**EXERCISE BRIEF**. A bare number is all that is needed: how many lines below contain the string "Neta"?

** Opening DATA EXTRACT block **

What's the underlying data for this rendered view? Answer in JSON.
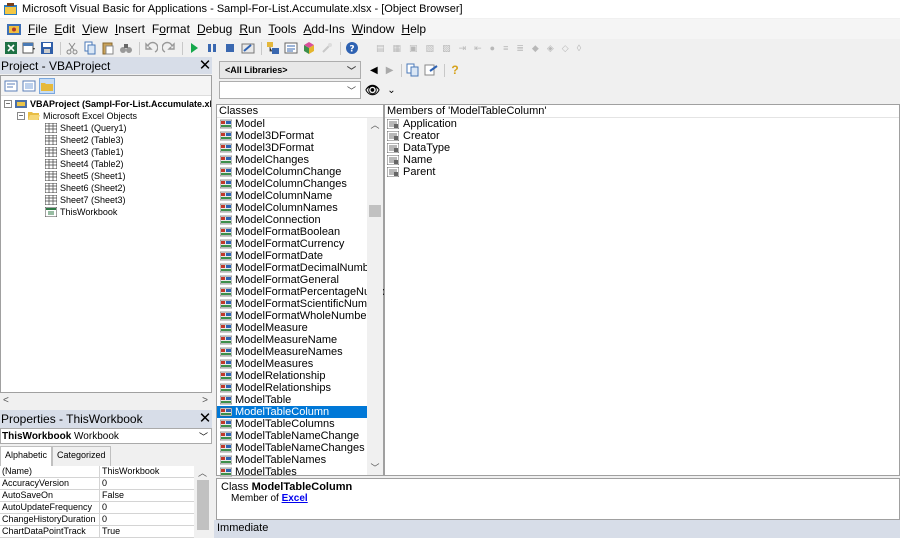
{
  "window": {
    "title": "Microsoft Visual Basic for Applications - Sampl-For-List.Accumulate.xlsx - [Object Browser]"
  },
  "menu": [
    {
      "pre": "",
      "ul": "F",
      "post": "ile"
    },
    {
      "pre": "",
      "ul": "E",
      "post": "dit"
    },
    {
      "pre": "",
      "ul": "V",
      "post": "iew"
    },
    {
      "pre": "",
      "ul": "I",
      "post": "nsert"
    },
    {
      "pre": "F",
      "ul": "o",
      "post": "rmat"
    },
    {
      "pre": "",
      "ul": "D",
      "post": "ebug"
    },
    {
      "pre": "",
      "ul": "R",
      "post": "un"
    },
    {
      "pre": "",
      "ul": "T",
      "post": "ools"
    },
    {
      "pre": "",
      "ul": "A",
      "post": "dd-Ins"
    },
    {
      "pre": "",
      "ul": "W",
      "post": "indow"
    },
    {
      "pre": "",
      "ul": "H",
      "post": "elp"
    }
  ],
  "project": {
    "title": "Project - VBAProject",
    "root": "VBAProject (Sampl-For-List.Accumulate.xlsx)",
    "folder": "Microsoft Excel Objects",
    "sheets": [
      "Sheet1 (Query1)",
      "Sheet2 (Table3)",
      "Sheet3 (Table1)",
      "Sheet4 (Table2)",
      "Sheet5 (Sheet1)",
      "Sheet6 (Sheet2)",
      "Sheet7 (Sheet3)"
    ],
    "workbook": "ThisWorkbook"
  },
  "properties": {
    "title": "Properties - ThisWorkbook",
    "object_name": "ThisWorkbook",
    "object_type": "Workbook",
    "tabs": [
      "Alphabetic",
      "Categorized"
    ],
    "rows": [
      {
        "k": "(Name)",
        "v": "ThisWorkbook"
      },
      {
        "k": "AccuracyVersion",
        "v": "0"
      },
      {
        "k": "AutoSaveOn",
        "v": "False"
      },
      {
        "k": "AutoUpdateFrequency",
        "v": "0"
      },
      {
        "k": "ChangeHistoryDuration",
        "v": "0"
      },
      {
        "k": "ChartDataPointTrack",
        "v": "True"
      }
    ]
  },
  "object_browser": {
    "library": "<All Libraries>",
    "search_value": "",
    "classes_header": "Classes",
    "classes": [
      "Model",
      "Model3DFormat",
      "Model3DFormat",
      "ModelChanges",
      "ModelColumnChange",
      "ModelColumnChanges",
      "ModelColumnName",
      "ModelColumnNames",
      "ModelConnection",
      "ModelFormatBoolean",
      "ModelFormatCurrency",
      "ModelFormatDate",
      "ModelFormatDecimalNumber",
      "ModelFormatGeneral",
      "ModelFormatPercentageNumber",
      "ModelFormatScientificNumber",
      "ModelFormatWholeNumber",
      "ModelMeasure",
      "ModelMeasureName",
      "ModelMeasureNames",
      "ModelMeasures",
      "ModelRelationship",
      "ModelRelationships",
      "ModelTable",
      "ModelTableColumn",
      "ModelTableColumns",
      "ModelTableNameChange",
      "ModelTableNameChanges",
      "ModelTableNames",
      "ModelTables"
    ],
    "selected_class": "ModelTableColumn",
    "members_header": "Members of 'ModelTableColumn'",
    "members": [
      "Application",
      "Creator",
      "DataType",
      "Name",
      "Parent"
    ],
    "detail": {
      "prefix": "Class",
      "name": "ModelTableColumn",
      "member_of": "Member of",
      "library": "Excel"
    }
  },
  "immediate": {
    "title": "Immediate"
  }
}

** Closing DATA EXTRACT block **
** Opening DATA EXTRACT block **

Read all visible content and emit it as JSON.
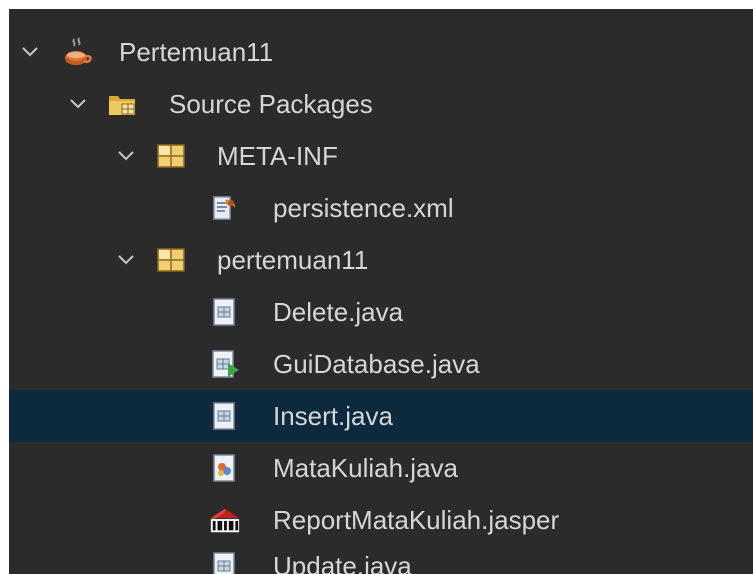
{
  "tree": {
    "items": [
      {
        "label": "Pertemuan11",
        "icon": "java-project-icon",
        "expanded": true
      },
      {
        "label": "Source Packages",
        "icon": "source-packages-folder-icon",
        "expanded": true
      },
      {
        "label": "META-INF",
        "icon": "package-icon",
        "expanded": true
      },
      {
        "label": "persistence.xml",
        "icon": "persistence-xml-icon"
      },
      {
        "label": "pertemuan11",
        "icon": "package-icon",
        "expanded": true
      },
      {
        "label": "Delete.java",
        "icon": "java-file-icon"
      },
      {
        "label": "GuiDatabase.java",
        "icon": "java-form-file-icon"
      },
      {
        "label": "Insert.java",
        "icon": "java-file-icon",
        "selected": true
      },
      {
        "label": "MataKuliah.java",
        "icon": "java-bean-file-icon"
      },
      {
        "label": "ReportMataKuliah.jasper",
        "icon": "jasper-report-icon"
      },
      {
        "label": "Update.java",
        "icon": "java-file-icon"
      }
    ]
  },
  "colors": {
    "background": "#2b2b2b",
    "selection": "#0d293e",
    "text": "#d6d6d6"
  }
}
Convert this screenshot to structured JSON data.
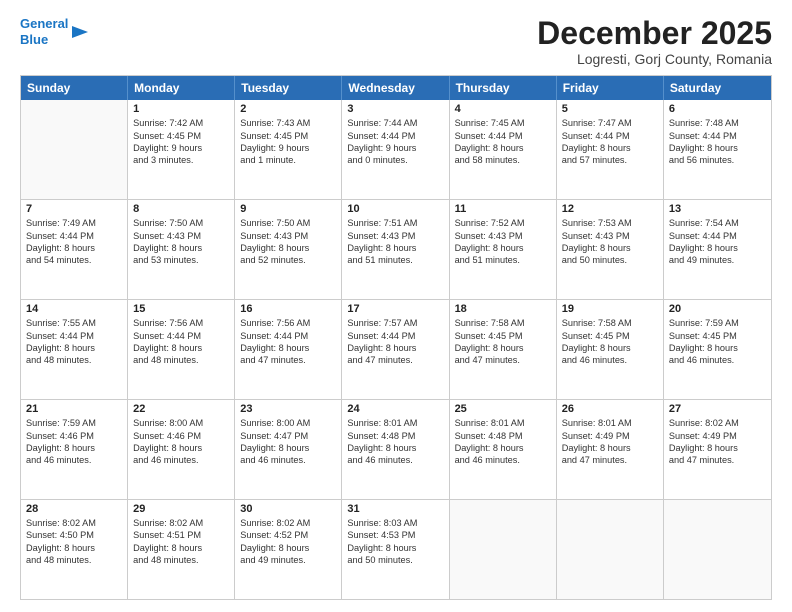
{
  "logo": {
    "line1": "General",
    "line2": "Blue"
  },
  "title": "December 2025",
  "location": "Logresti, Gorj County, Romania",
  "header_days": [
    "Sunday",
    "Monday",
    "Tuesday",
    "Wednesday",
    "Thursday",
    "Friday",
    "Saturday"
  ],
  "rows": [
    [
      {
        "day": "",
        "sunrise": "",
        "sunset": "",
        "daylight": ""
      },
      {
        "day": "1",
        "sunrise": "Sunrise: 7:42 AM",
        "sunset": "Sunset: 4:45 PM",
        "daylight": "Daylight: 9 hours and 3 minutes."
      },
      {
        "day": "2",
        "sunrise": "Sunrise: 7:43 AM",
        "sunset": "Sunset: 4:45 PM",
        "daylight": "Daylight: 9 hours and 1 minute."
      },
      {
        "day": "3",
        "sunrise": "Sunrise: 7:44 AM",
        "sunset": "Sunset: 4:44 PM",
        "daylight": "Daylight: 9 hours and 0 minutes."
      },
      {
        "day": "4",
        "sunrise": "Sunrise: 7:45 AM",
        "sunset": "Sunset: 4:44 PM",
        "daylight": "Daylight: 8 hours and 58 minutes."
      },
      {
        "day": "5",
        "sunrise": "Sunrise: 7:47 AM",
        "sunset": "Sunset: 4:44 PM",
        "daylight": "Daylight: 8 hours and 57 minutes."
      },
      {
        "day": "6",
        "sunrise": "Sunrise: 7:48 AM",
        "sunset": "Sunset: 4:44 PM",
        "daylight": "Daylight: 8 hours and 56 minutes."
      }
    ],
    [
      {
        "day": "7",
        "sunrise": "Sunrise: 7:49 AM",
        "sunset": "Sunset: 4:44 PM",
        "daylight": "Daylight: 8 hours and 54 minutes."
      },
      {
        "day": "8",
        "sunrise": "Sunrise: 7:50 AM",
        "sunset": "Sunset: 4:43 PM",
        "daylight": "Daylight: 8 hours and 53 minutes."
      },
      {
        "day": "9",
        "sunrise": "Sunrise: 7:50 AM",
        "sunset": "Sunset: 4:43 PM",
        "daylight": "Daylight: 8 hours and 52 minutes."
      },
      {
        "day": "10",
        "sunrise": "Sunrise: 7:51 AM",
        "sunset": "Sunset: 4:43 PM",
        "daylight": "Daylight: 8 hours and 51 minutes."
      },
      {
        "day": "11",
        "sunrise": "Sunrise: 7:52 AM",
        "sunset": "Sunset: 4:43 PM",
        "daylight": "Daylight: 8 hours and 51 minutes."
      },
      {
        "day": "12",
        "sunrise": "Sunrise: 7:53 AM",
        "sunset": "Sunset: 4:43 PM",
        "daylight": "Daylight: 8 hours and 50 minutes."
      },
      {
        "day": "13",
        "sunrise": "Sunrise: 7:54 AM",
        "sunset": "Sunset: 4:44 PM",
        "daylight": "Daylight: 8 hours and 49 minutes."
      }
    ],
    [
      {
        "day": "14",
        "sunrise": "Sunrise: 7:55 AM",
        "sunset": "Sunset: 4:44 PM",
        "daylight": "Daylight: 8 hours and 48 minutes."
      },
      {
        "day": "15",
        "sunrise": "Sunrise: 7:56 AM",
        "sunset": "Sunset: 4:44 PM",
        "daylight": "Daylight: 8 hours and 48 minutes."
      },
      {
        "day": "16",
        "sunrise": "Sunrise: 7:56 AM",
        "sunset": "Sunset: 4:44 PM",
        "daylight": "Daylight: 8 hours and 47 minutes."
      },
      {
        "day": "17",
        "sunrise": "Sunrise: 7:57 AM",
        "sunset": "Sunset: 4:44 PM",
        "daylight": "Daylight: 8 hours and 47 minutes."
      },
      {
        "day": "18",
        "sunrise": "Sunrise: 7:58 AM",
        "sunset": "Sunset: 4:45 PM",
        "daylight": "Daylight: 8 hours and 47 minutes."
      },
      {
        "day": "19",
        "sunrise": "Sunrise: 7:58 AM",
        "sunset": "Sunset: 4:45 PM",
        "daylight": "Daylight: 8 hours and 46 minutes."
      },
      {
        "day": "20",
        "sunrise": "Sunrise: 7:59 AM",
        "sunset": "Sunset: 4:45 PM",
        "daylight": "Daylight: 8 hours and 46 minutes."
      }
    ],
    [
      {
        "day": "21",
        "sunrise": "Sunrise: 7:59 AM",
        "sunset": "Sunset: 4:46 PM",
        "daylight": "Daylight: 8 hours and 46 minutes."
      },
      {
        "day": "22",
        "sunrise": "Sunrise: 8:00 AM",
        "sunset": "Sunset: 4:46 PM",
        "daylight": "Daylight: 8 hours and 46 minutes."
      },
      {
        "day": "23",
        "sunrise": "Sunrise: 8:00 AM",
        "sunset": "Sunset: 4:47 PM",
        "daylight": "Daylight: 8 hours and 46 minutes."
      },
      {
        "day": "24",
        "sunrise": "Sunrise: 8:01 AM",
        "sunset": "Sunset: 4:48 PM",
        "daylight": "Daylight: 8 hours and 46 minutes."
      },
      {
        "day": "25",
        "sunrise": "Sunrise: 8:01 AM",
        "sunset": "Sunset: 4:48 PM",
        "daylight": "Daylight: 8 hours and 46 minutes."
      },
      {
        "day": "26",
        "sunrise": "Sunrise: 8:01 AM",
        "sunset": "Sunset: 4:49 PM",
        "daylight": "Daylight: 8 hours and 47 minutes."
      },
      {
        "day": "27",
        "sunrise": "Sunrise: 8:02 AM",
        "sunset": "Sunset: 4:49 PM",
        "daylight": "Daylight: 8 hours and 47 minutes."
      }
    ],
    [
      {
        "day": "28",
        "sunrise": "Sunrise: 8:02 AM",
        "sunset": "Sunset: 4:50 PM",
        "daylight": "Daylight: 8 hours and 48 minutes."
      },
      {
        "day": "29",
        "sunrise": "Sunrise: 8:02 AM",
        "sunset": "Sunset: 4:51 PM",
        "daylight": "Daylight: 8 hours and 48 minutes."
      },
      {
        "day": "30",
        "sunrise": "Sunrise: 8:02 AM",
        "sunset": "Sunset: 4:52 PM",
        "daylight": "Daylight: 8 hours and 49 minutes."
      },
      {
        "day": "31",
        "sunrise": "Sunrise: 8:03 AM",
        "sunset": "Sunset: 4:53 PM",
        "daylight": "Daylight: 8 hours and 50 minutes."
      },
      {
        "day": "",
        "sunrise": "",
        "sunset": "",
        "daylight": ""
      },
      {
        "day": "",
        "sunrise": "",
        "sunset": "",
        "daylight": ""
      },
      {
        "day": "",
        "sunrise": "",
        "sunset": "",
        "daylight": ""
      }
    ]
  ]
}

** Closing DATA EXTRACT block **
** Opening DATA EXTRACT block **

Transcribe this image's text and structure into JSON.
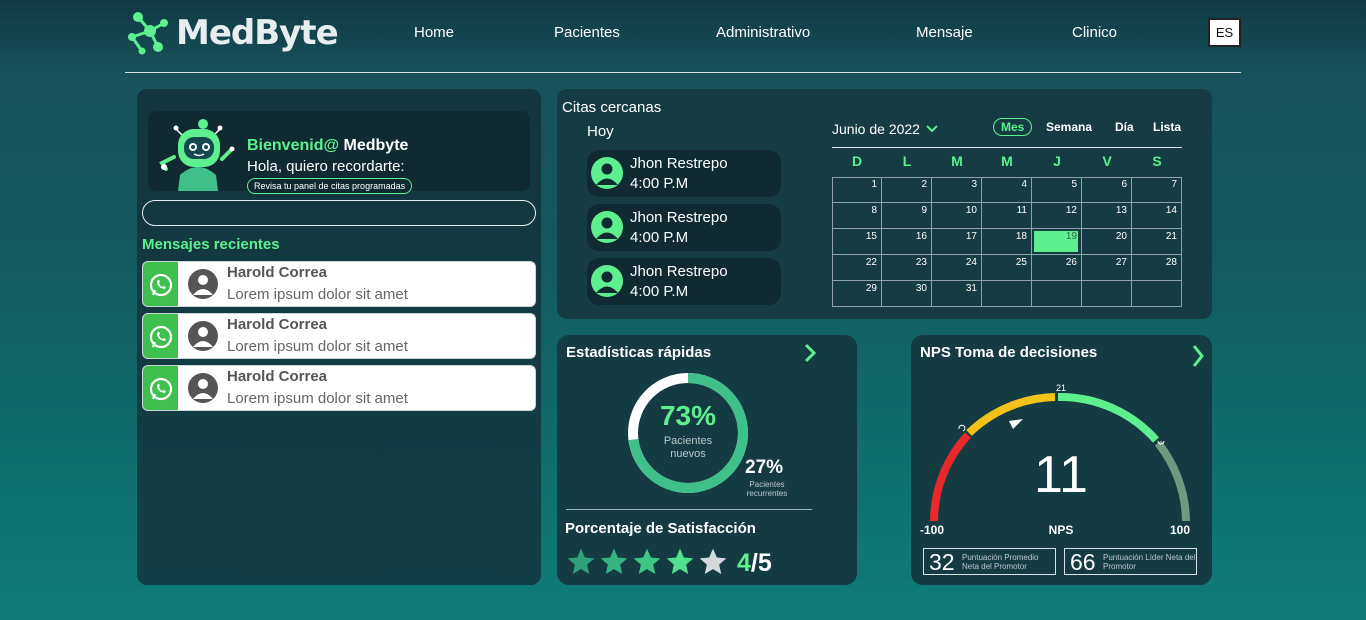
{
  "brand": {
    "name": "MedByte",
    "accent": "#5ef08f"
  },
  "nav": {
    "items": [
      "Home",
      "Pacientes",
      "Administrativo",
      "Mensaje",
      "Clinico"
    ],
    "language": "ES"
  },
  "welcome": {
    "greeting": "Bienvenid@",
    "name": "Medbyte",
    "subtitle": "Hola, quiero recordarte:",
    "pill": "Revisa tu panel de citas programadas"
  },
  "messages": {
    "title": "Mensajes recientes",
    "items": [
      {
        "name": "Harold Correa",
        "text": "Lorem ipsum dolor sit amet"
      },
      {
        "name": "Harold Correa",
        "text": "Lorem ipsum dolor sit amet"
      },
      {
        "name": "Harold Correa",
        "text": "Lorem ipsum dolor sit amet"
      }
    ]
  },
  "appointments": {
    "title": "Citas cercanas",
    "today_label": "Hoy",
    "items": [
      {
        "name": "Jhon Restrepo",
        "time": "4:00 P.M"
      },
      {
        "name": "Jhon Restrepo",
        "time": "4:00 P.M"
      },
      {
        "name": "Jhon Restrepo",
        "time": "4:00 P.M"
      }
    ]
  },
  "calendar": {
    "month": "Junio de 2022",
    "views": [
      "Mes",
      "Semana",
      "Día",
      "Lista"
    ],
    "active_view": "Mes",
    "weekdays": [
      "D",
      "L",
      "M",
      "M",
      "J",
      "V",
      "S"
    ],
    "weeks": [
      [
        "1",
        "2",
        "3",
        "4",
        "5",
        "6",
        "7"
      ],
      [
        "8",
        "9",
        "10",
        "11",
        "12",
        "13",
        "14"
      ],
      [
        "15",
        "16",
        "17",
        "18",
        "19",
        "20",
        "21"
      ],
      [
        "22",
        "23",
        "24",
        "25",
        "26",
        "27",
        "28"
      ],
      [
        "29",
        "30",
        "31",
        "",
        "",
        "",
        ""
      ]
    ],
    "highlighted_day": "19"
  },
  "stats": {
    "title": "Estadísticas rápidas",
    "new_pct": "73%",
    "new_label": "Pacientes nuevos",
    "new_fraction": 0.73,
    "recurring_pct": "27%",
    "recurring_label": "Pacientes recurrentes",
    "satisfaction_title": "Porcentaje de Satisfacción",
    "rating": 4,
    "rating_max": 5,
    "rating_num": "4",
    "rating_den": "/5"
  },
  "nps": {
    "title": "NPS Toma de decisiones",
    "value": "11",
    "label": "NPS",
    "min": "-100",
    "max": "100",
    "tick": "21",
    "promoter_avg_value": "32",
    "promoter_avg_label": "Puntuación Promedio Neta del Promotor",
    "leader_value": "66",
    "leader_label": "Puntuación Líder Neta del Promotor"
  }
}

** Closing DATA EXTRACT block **

**TASK OUTPUT**. 2